*** PROVIDED INFORMATION
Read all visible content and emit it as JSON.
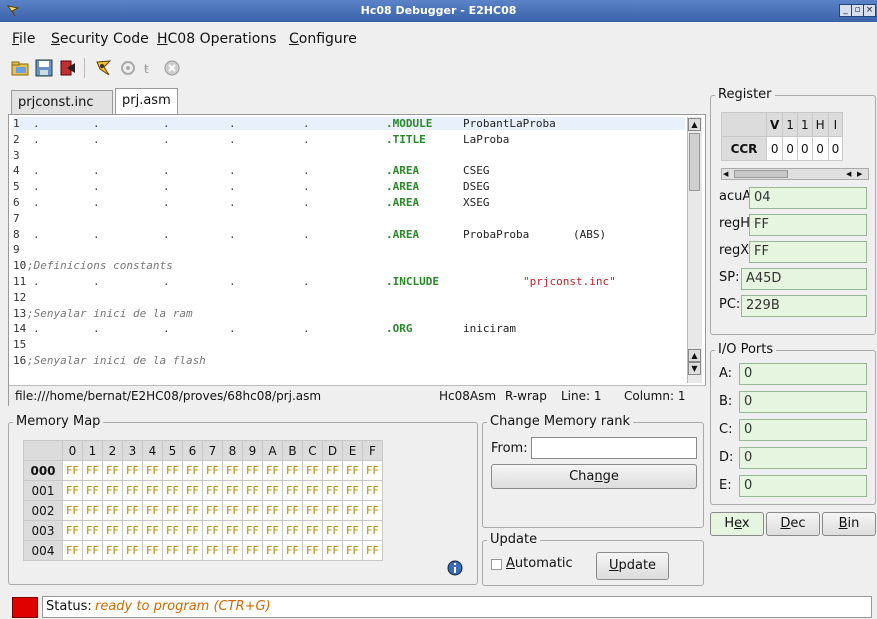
{
  "window": {
    "title": "Hc08 Debugger - E2HC08"
  },
  "menu": [
    {
      "label": "File",
      "mnemonic": "F"
    },
    {
      "label": "Security Code",
      "mnemonic": "S"
    },
    {
      "label": "HC08 Operations",
      "mnemonic": "H"
    },
    {
      "label": "Configure",
      "mnemonic": "C"
    }
  ],
  "toolbar": [
    "open-folder-icon",
    "save-icon",
    "exit-icon",
    "program-chip-icon",
    "run-icon",
    "step-icon",
    "stop-icon"
  ],
  "editor": {
    "tabs": [
      "prjconst.inc",
      "prj.asm"
    ],
    "active_tab": 1,
    "lines": [
      {
        "n": "1",
        "dots": true,
        "directive": ".MODULE",
        "arg": "ProbantLaProba"
      },
      {
        "n": "2",
        "dots": true,
        "directive": ".TITLE",
        "arg": "LaProba"
      },
      {
        "n": "3"
      },
      {
        "n": "4",
        "dots": true,
        "directive": ".AREA",
        "arg": "CSEG"
      },
      {
        "n": "5",
        "dots": true,
        "directive": ".AREA",
        "arg": "DSEG"
      },
      {
        "n": "6",
        "dots": true,
        "directive": ".AREA",
        "arg": "XSEG"
      },
      {
        "n": "7"
      },
      {
        "n": "8",
        "dots": true,
        "directive": ".AREA",
        "arg": "ProbaProba",
        "arg2": "(ABS)"
      },
      {
        "n": "9"
      },
      {
        "n": "10",
        "comment": ";Definicions constants"
      },
      {
        "n": "11",
        "dots": true,
        "directive": ".INCLUDE",
        "string": "\"prjconst.inc\""
      },
      {
        "n": "12"
      },
      {
        "n": "13",
        "comment": ";Senyalar inici de la ram"
      },
      {
        "n": "14",
        "dots": true,
        "directive": ".ORG",
        "arg": "iniciram"
      },
      {
        "n": "15"
      },
      {
        "n": "16",
        "comment": ";Senyalar inici de la flash"
      }
    ],
    "status": {
      "path": "file:///home/bernat/E2HC08/proves/68hc08/prj.asm",
      "mode": "Hc08Asm",
      "wrap": "R-wrap",
      "line": "Line: 1",
      "column": "Column: 1"
    }
  },
  "memory_map": {
    "title": "Memory Map",
    "columns": [
      "0",
      "1",
      "2",
      "3",
      "4",
      "5",
      "6",
      "7",
      "8",
      "9",
      "A",
      "B",
      "C",
      "D",
      "E",
      "F"
    ],
    "rows": [
      {
        "addr": "000",
        "bold": true,
        "values": [
          "FF",
          "FF",
          "FF",
          "FF",
          "FF",
          "FF",
          "FF",
          "FF",
          "FF",
          "FF",
          "FF",
          "FF",
          "FF",
          "FF",
          "FF",
          "FF"
        ]
      },
      {
        "addr": "001",
        "values": [
          "FF",
          "FF",
          "FF",
          "FF",
          "FF",
          "FF",
          "FF",
          "FF",
          "FF",
          "FF",
          "FF",
          "FF",
          "FF",
          "FF",
          "FF",
          "FF"
        ]
      },
      {
        "addr": "002",
        "values": [
          "FF",
          "FF",
          "FF",
          "FF",
          "FF",
          "FF",
          "FF",
          "FF",
          "FF",
          "FF",
          "FF",
          "FF",
          "FF",
          "FF",
          "FF",
          "FF"
        ]
      },
      {
        "addr": "003",
        "values": [
          "FF",
          "FF",
          "FF",
          "FF",
          "FF",
          "FF",
          "FF",
          "FF",
          "FF",
          "FF",
          "FF",
          "FF",
          "FF",
          "FF",
          "FF",
          "FF"
        ]
      },
      {
        "addr": "004",
        "values": [
          "FF",
          "FF",
          "FF",
          "FF",
          "FF",
          "FF",
          "FF",
          "FF",
          "FF",
          "FF",
          "FF",
          "FF",
          "FF",
          "FF",
          "FF",
          "FF"
        ]
      }
    ]
  },
  "change_rank": {
    "title": "Change Memory rank",
    "from_label": "From:",
    "from_value": "",
    "button": "Change",
    "button_mnemonic": "n"
  },
  "update": {
    "title": "Update",
    "automatic_label": "Automatic",
    "automatic_checked": false,
    "button": "Update",
    "button_mnemonic": "U"
  },
  "register": {
    "title": "Register",
    "ccr_header": [
      "V",
      "1",
      "1",
      "H",
      "I"
    ],
    "ccr_label": "CCR",
    "ccr_values": [
      "0",
      "0",
      "0",
      "0",
      "0"
    ],
    "fields": [
      {
        "label": "acuA:",
        "value": "04"
      },
      {
        "label": "regH:",
        "value": "FF"
      },
      {
        "label": "regX:",
        "value": "FF"
      },
      {
        "label": "SP:",
        "value": "A45D"
      },
      {
        "label": "PC:",
        "value": "229B"
      }
    ]
  },
  "io_ports": {
    "title": "I/O Ports",
    "ports": [
      {
        "label": "A:",
        "value": "0"
      },
      {
        "label": "B:",
        "value": "0"
      },
      {
        "label": "C:",
        "value": "0"
      },
      {
        "label": "D:",
        "value": "0"
      },
      {
        "label": "E:",
        "value": "0"
      }
    ]
  },
  "base_buttons": [
    {
      "label": "Hex",
      "mnemonic": "e"
    },
    {
      "label": "Dec",
      "mnemonic": "D"
    },
    {
      "label": "Bin",
      "mnemonic": "B"
    }
  ],
  "status": {
    "label": "Status:",
    "text": "ready to program (CTR+G)",
    "led_color": "#e00000"
  },
  "colors": {
    "directive": "#2a8a2a",
    "string": "#c0202a",
    "status_text": "#d06a00"
  }
}
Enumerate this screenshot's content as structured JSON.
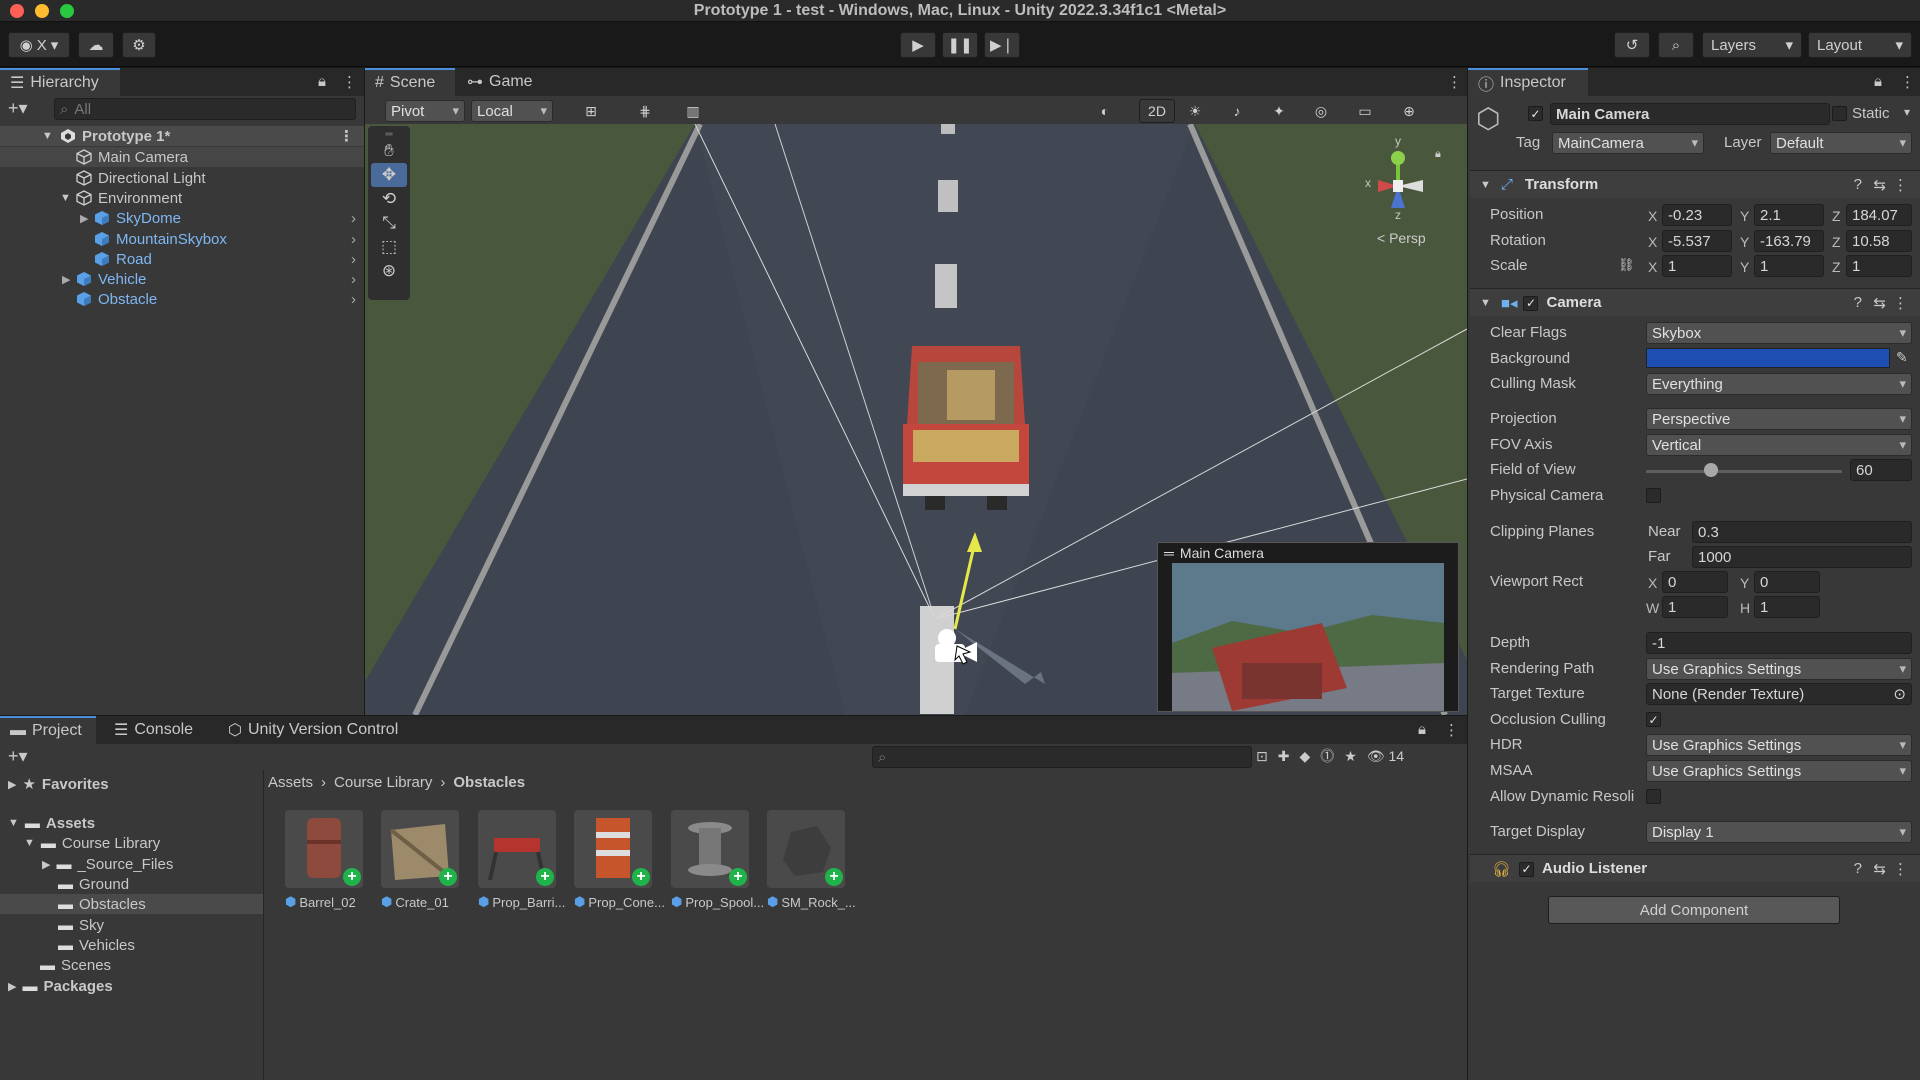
{
  "window": {
    "title": "Prototype 1 - test - Windows, Mac, Linux - Unity 2022.3.34f1c1 <Metal>"
  },
  "toolbar": {
    "account": "X",
    "layers": "Layers",
    "layout": "Layout"
  },
  "hierarchy": {
    "tab": "Hierarchy",
    "search_placeholder": "All",
    "scene": "Prototype 1*",
    "items": [
      "Main Camera",
      "Directional Light",
      "Environment",
      "SkyDome",
      "MountainSkybox",
      "Road",
      "Vehicle",
      "Obstacle"
    ]
  },
  "scene_view": {
    "tabs": [
      "Scene",
      "Game"
    ],
    "pivot": "Pivot",
    "local": "Local",
    "mode_2d": "2D",
    "persp": "< Persp",
    "gizmo_axes": {
      "x": "x",
      "y": "y",
      "z": "z"
    },
    "preview_title": "Main Camera"
  },
  "project": {
    "tabs": [
      "Project",
      "Console",
      "Unity Version Control"
    ],
    "favorites": "Favorites",
    "assets": "Assets",
    "tree": [
      "Course Library",
      "_Source_Files",
      "Ground",
      "Obstacles",
      "Sky",
      "Vehicles",
      "Scenes"
    ],
    "packages": "Packages",
    "breadcrumb": [
      "Assets",
      "Course Library",
      "Obstacles"
    ],
    "count": "14",
    "items": [
      "Barrel_02",
      "Crate_01",
      "Prop_Barri...",
      "Prop_Cone...",
      "Prop_Spool...",
      "SM_Rock_..."
    ]
  },
  "inspector": {
    "tab": "Inspector",
    "object_name": "Main Camera",
    "static_label": "Static",
    "tag_label": "Tag",
    "tag": "MainCamera",
    "layer_label": "Layer",
    "layer": "Default",
    "transform": {
      "title": "Transform",
      "position": {
        "label": "Position",
        "x": "-0.23",
        "y": "2.1",
        "z": "184.07"
      },
      "rotation": {
        "label": "Rotation",
        "x": "-5.537",
        "y": "-163.79",
        "z": "10.58"
      },
      "scale": {
        "label": "Scale",
        "x": "1",
        "y": "1",
        "z": "1"
      }
    },
    "camera": {
      "title": "Camera",
      "clear_flags": {
        "label": "Clear Flags",
        "value": "Skybox"
      },
      "background": {
        "label": "Background",
        "color": "#1d4fb3"
      },
      "culling_mask": {
        "label": "Culling Mask",
        "value": "Everything"
      },
      "projection": {
        "label": "Projection",
        "value": "Perspective"
      },
      "fov_axis": {
        "label": "FOV Axis",
        "value": "Vertical"
      },
      "fov": {
        "label": "Field of View",
        "value": "60",
        "slider_fraction": 0.33
      },
      "physical": {
        "label": "Physical Camera"
      },
      "clipping": {
        "label": "Clipping Planes",
        "near_label": "Near",
        "near": "0.3",
        "far_label": "Far",
        "far": "1000"
      },
      "viewport": {
        "label": "Viewport Rect",
        "x": "0",
        "y": "0",
        "w": "1",
        "h": "1"
      },
      "depth": {
        "label": "Depth",
        "value": "-1"
      },
      "rendering_path": {
        "label": "Rendering Path",
        "value": "Use Graphics Settings"
      },
      "target_texture": {
        "label": "Target Texture",
        "value": "None (Render Texture)"
      },
      "occlusion": {
        "label": "Occlusion Culling"
      },
      "hdr": {
        "label": "HDR",
        "value": "Use Graphics Settings"
      },
      "msaa": {
        "label": "MSAA",
        "value": "Use Graphics Settings"
      },
      "dynamic_res": {
        "label": "Allow Dynamic Resoli"
      },
      "target_display": {
        "label": "Target Display",
        "value": "Display 1"
      }
    },
    "audio": {
      "title": "Audio Listener"
    },
    "add_component": "Add Component"
  }
}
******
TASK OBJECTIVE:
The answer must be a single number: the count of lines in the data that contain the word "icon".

SOLUTION FOR THIS TASK:
7